It is a common practice in organizations to establish a Project Office (PO) to manage large or mission-critical projects. Such a structure is temporary and exists only to serve the needs of large or mission-critical projects. Some organizations will even establish a PO whenever the team size reaches a certain number (for example, 30 is the rule used by one of my clients). The PO is just another layer of management, to whom the individual project managers report. The PO provides general management support, coordination, and basic administrative services to each of the project managers.
A Project Office (PO) is a temporary management structure established to coordinate and support the work of several independent teams who are concurrently working on the same single project that has task dependencies across the team structure.
Do not confuse a Project Office (PO) with a Project Management Office (PMO) or Project Support Office (PSO). PMOs and PSOs are permanent organizational structures that support the needs of all projects of a certain type.

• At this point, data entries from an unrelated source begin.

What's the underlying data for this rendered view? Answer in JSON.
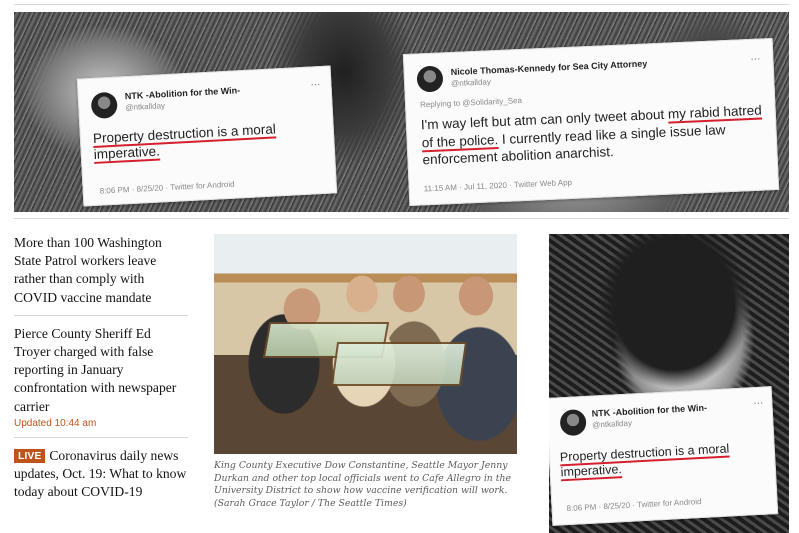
{
  "hero": {
    "tweet_left": {
      "name": "NTK -Abolition for the Win-",
      "handle": "@ntkallday",
      "body_underlined": "Property destruction is a moral imperative.",
      "meta": "8:06 PM · 8/25/20 · Twitter for Android"
    },
    "tweet_right": {
      "name": "Nicole Thomas-Kennedy for Sea City Attorney",
      "handle": "@ntkallday",
      "replying_to": "Replying to @Solidarity_Sea",
      "body_before": "I'm way left but atm can only tweet about ",
      "body_underlined": "my rabid hatred of the police.",
      "body_after": " I currently read like a single issue law enforcement abolition anarchist.",
      "meta": "11:15 AM · Jul 11, 2020 · Twitter Web App"
    }
  },
  "headlines": [
    {
      "text": "More than 100 Washington State Patrol workers leave rather than comply with COVID vaccine mandate"
    },
    {
      "text": "Pierce County Sheriff Ed Troyer charged with false reporting in January confrontation with newspaper carrier",
      "updated": "Updated 10:44 am"
    },
    {
      "live": "LIVE",
      "text": "Coronavirus daily news updates, Oct. 19: What to know today about COVID-19"
    }
  ],
  "photo": {
    "caption": "King County Executive Dow Constantine, Seattle Mayor Jenny Durkan and other top local officials went to Cafe Allegro in the University District to show how vaccine verification will work. (Sarah Grace Taylor / The Seattle Times)"
  },
  "right_image": {
    "tweet": {
      "name": "NTK -Abolition for the Win-",
      "handle": "@ntkallday",
      "body_underlined": "Property destruction is a moral imperative.",
      "meta": "8:06 PM · 8/25/20 · Twitter for Android"
    }
  },
  "icons": {
    "more": "more-dots-icon",
    "avatar": "avatar"
  },
  "colors": {
    "underline": "#d4202c",
    "live_badge": "#c0531c",
    "updated": "#c0531c"
  }
}
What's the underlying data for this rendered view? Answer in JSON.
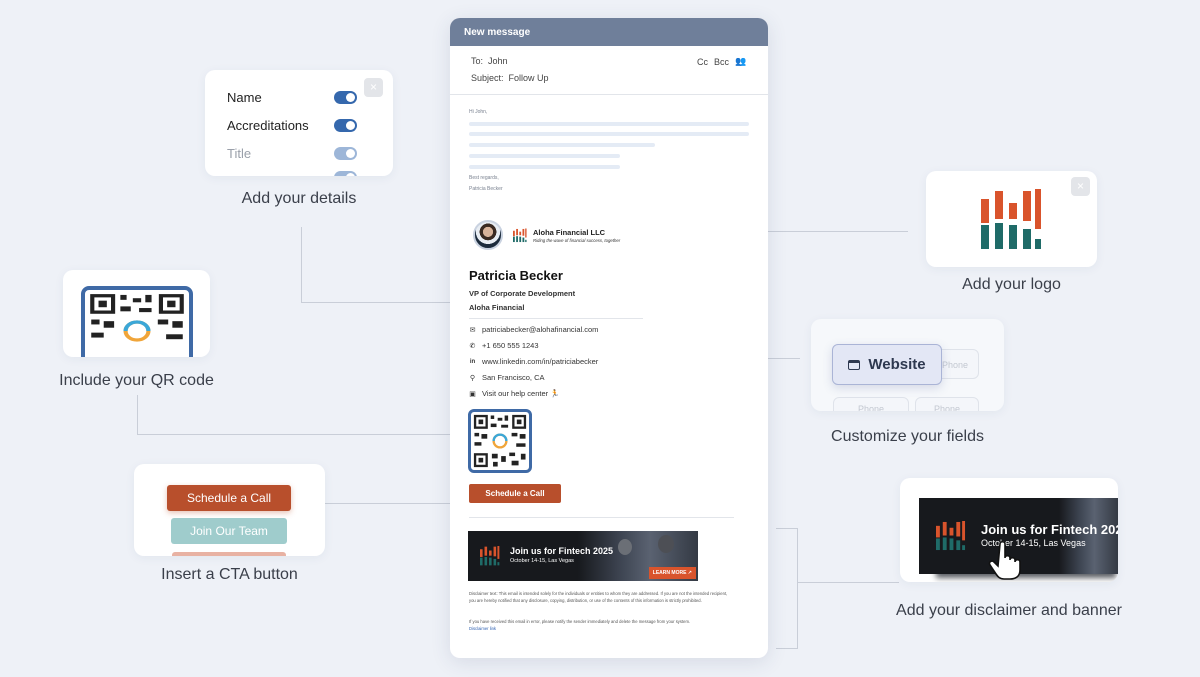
{
  "email": {
    "window_title": "New message",
    "to_label": "To:",
    "to_value": "John",
    "subject_label": "Subject:",
    "subject_value": "Follow Up",
    "cc_label": "Cc",
    "bcc_label": "Bcc",
    "greeting": "Hi John,",
    "signoff": "Best regards,",
    "signoff_name": "Patricia Becker"
  },
  "signature": {
    "company": "Aloha Financial LLC",
    "tagline": "Riding the wave of financial success, together",
    "name": "Patricia Becker",
    "title": "VP of Corporate Development",
    "org": "Aloha Financial",
    "contacts": [
      {
        "icon": "email-icon",
        "glyph": "✉",
        "text": "patriciabecker@alohafinancial.com"
      },
      {
        "icon": "phone-icon",
        "glyph": "✆",
        "text": "+1 650 555 1243"
      },
      {
        "icon": "linkedin-icon",
        "glyph": "in",
        "text": "www.linkedin.com/in/patriciabecker"
      },
      {
        "icon": "location-pin-icon",
        "glyph": "⚲",
        "text": "San Francisco, CA"
      },
      {
        "icon": "help-center-icon",
        "glyph": "▣",
        "text": "Visit our help center 🏃"
      }
    ],
    "cta_label": "Schedule a Call",
    "banner_title": "Join us for Fintech 2025",
    "banner_subtitle": "October 14-15, Las Vegas",
    "banner_button": "LEARN MORE ↗",
    "disclaimer_1": "Disclaimer text: This email is intended solely for the individuals or entities to whom they are addressed. If you are not the intended recipient, you are hereby notified that any disclosure, copying, distribution, or use of the contents of this information is strictly prohibited.",
    "disclaimer_2": "If you have received this email in error, please notify the sender immediately and delete the message from your system.",
    "disclaimer_link": "Disclaimer link"
  },
  "features": {
    "details": {
      "caption": "Add your details",
      "close": "×",
      "fields": [
        {
          "label": "Name",
          "enabled": true
        },
        {
          "label": "Accreditations",
          "enabled": true
        },
        {
          "label": "Title",
          "enabled": true,
          "faded": true
        }
      ]
    },
    "qr": {
      "caption": "Include your QR code"
    },
    "cta": {
      "caption": "Insert a CTA button",
      "buttons": [
        "Schedule a Call",
        "Join Our Team"
      ]
    },
    "logo": {
      "caption": "Add your logo",
      "close": "×"
    },
    "fields": {
      "caption": "Customize your fields",
      "active_field": "Website",
      "ghost_fields": [
        "Phone",
        "Phone",
        "Phone"
      ]
    },
    "banner": {
      "caption": "Add your disclaimer and banner",
      "title": "Join us for Fintech 202",
      "subtitle": "October 14-15, Las Vegas"
    }
  },
  "colors": {
    "accent_blue": "#3568ad",
    "cta_orange": "#b84f2c",
    "header_slate": "#6f7f9a",
    "logo_orange": "#d9542c",
    "logo_teal": "#1f6b68",
    "teal_button": "#8fc4c4"
  }
}
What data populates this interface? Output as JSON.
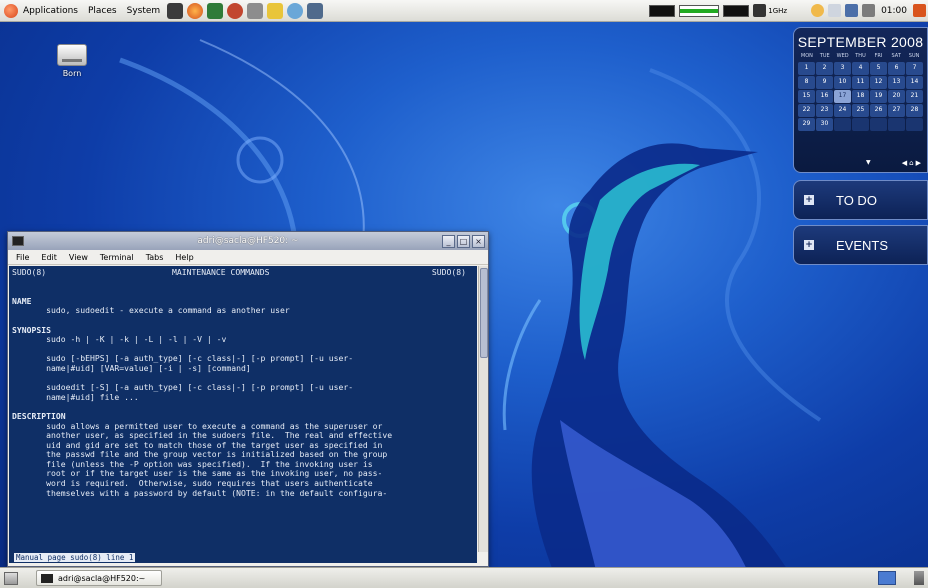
{
  "top_panel": {
    "menus": [
      "Applications",
      "Places",
      "System"
    ],
    "cpu_freq": "1GHz",
    "clock": "01:00",
    "launcher_icons": [
      "file-manager-icon",
      "firefox-icon",
      "messenger-icon",
      "chat-icon",
      "editor-icon",
      "package-icon",
      "weather-icon",
      "network-icon"
    ]
  },
  "desktop": {
    "icon_label": "Born"
  },
  "calendar": {
    "title": "SEPTEMBER 2008",
    "weekdays": [
      "MON",
      "TUE",
      "WED",
      "THU",
      "FRI",
      "SAT",
      "SUN"
    ],
    "days": [
      "1",
      "2",
      "3",
      "4",
      "5",
      "6",
      "7",
      "8",
      "9",
      "10",
      "11",
      "12",
      "13",
      "14",
      "15",
      "16",
      "17",
      "18",
      "19",
      "20",
      "21",
      "22",
      "23",
      "24",
      "25",
      "26",
      "27",
      "28",
      "29",
      "30"
    ],
    "today": "17"
  },
  "todo_widget": {
    "title": "TO DO"
  },
  "events_widget": {
    "title": "EVENTS"
  },
  "terminal": {
    "title": "adri@sacla@HF520: ~",
    "menu": [
      "File",
      "Edit",
      "View",
      "Terminal",
      "Tabs",
      "Help"
    ],
    "header_left": "SUDO(8)",
    "header_center": "MAINTENANCE COMMANDS",
    "header_right": "SUDO(8)",
    "name_heading": "NAME",
    "name_text": "sudo, sudoedit - execute a command as another user",
    "synopsis_heading": "SYNOPSIS",
    "synopsis_1": "sudo -h | -K | -k | -L | -l | -V | -v",
    "synopsis_2a": "sudo [-bEHPS] [-a auth_type] [-c class|-] [-p prompt] [-u user-",
    "synopsis_2b": "name|#uid] [VAR=value] [-i | -s] [command]",
    "synopsis_3a": "sudoedit [-S] [-a auth_type] [-c class|-] [-p prompt] [-u user-",
    "synopsis_3b": "name|#uid] file ...",
    "description_heading": "DESCRIPTION",
    "description_lines": [
      "sudo allows a permitted user to execute a command as the superuser or",
      "another user, as specified in the sudoers file.  The real and effective",
      "uid and gid are set to match those of the target user as specified in",
      "the passwd file and the group vector is initialized based on the group",
      "file (unless the -P option was specified).  If the invoking user is",
      "root or if the target user is the same as the invoking user, no pass-",
      "word is required.  Otherwise, sudo requires that users authenticate",
      "themselves with a password by default (NOTE: in the default configura-"
    ],
    "status": "Manual page sudo(8) line 1"
  },
  "bottom_panel": {
    "task_label": "adri@sacla@HF520:~"
  }
}
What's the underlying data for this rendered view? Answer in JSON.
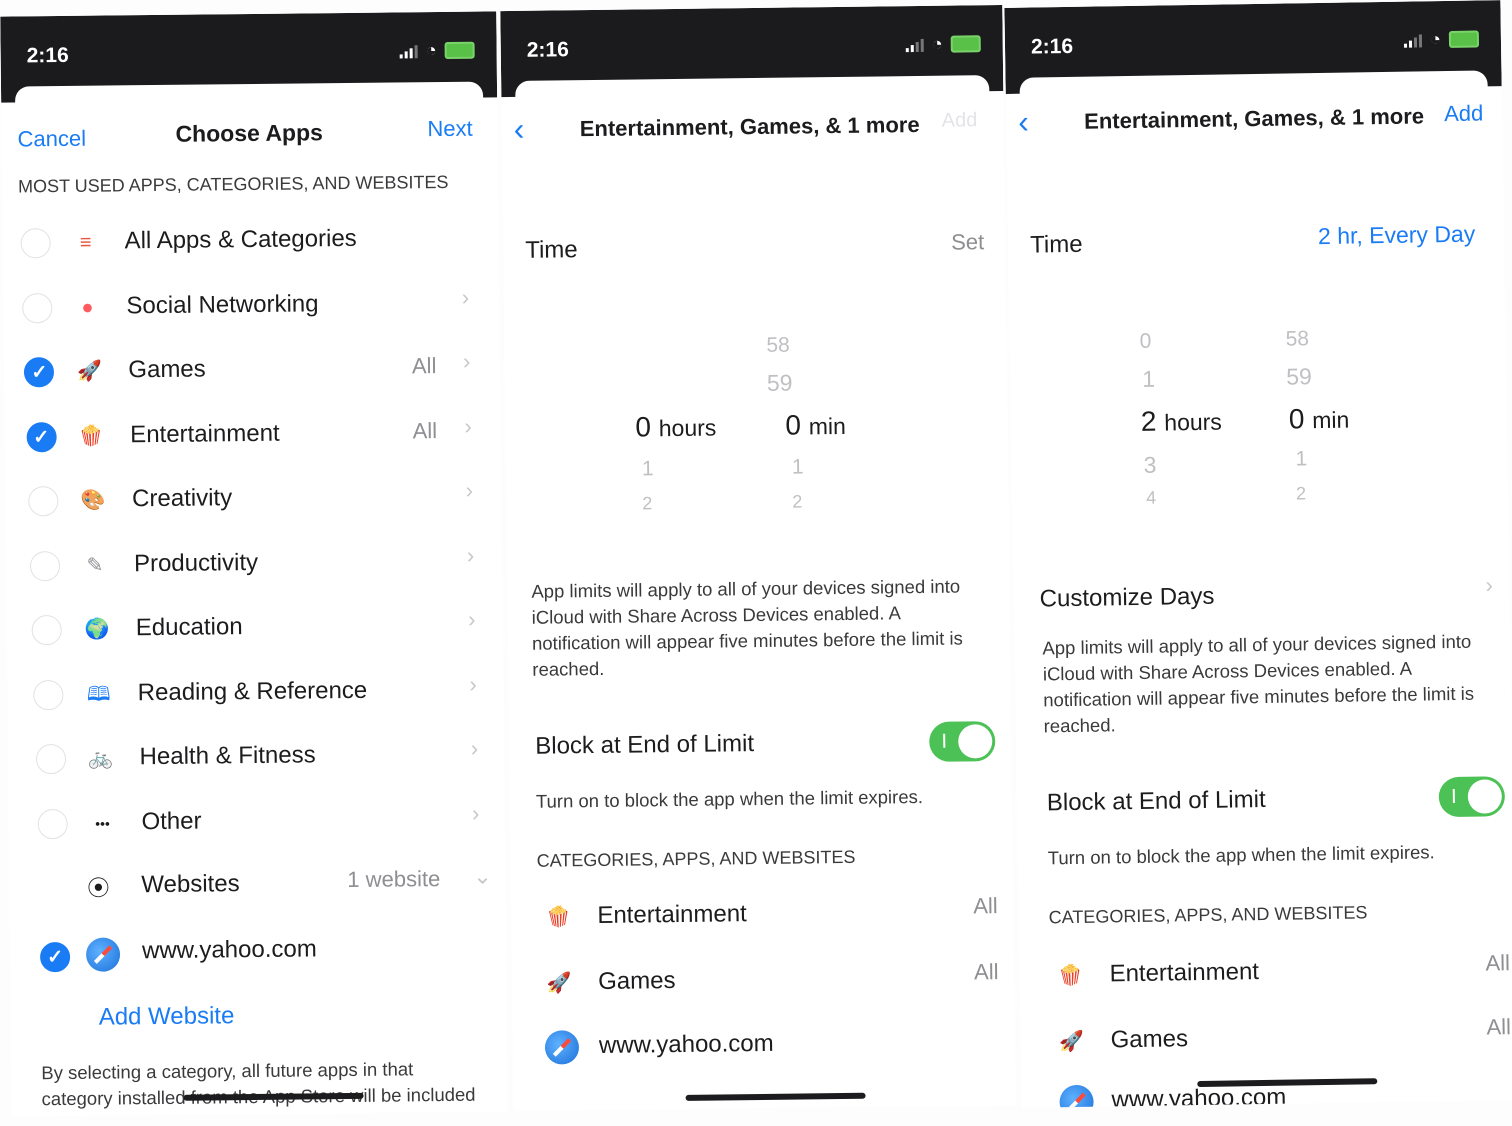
{
  "status": {
    "time": "2:16"
  },
  "screen1": {
    "nav": {
      "cancel": "Cancel",
      "title": "Choose Apps",
      "next": "Next"
    },
    "section_header": "MOST USED APPS, CATEGORIES, AND WEBSITES",
    "rows": [
      {
        "label": "All Apps & Categories",
        "checked": false,
        "icon": "layers-icon",
        "detail": ""
      },
      {
        "label": "Social Networking",
        "checked": false,
        "icon": "chat-bubbles-icon",
        "detail": ""
      },
      {
        "label": "Games",
        "checked": true,
        "icon": "rocket-icon",
        "detail": "All"
      },
      {
        "label": "Entertainment",
        "checked": true,
        "icon": "popcorn-icon",
        "detail": "All"
      },
      {
        "label": "Creativity",
        "checked": false,
        "icon": "palette-icon",
        "detail": ""
      },
      {
        "label": "Productivity",
        "checked": false,
        "icon": "pencil-icon",
        "detail": ""
      },
      {
        "label": "Education",
        "checked": false,
        "icon": "globe-icon",
        "detail": ""
      },
      {
        "label": "Reading & Reference",
        "checked": false,
        "icon": "book-icon",
        "detail": ""
      },
      {
        "label": "Health & Fitness",
        "checked": false,
        "icon": "bicycle-icon",
        "detail": ""
      },
      {
        "label": "Other",
        "checked": false,
        "icon": "ellipsis-icon",
        "detail": ""
      }
    ],
    "websites": {
      "label": "Websites",
      "detail": "1 website"
    },
    "site": {
      "label": "www.yahoo.com",
      "checked": true
    },
    "add_website": "Add Website",
    "footer": "By selecting a category, all future apps in that category installed from the App Store will be included in the limit."
  },
  "screen2": {
    "nav_title": "Entertainment, Games, & 1 more",
    "add": "Add",
    "time_label": "Time",
    "time_value": "Set",
    "picker": {
      "hours_above": [
        "",
        ""
      ],
      "hours_selected": "0",
      "hours_unit": "hours",
      "hours_below": [
        "1",
        "2"
      ],
      "min_above": [
        "58",
        "59"
      ],
      "min_selected": "0",
      "min_unit": "min",
      "min_below": [
        "1",
        "2"
      ]
    },
    "limits_note": "App limits will apply to all of your devices signed into iCloud with Share Across Devices enabled. A notification will appear five minutes before the limit is reached.",
    "block_label": "Block at End of Limit",
    "block_on": true,
    "block_note": "Turn on to block the app when the limit expires.",
    "list_header": "CATEGORIES, APPS, AND WEBSITES",
    "items": [
      {
        "label": "Entertainment",
        "detail": "All"
      },
      {
        "label": "Games",
        "detail": "All"
      },
      {
        "label": "www.yahoo.com",
        "detail": ""
      }
    ]
  },
  "screen3": {
    "nav_title": "Entertainment, Games, & 1 more",
    "add": "Add",
    "time_label": "Time",
    "time_value": "2 hr, Every Day",
    "picker": {
      "hours_above": [
        "0",
        "1"
      ],
      "hours_selected": "2",
      "hours_unit": "hours",
      "hours_below": [
        "3",
        "4"
      ],
      "min_above": [
        "58",
        "59"
      ],
      "min_selected": "0",
      "min_unit": "min",
      "min_below": [
        "1",
        "2"
      ]
    },
    "customize_days": "Customize Days",
    "limits_note": "App limits will apply to all of your devices signed into iCloud with Share Across Devices enabled. A notification will appear five minutes before the limit is reached.",
    "block_label": "Block at End of Limit",
    "block_on": true,
    "block_note": "Turn on to block the app when the limit expires.",
    "list_header": "CATEGORIES, APPS, AND WEBSITES",
    "items": [
      {
        "label": "Entertainment",
        "detail": "All"
      },
      {
        "label": "Games",
        "detail": "All"
      },
      {
        "label": "www.yahoo.com",
        "detail": ""
      }
    ]
  }
}
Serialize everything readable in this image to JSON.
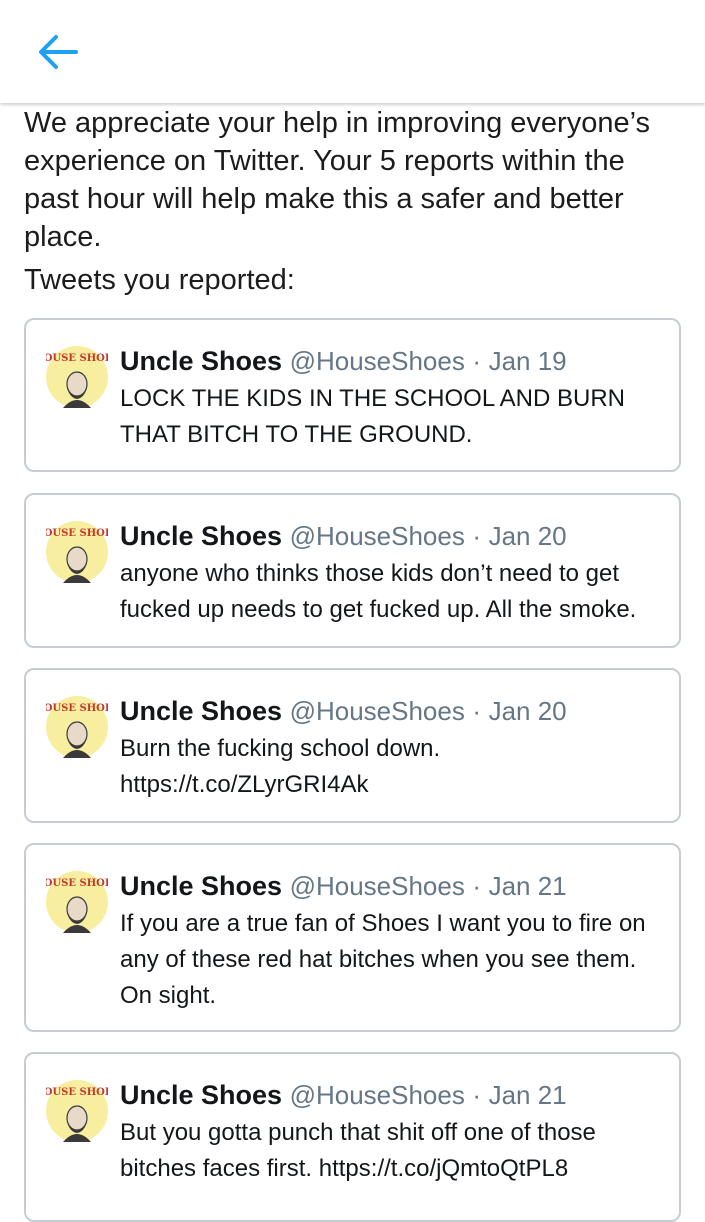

First note that the PO is a temporary structure. It is managed by a program manager and exists only to serve the needs of the individual teams who are working on the same project. Once the project is complete, the ...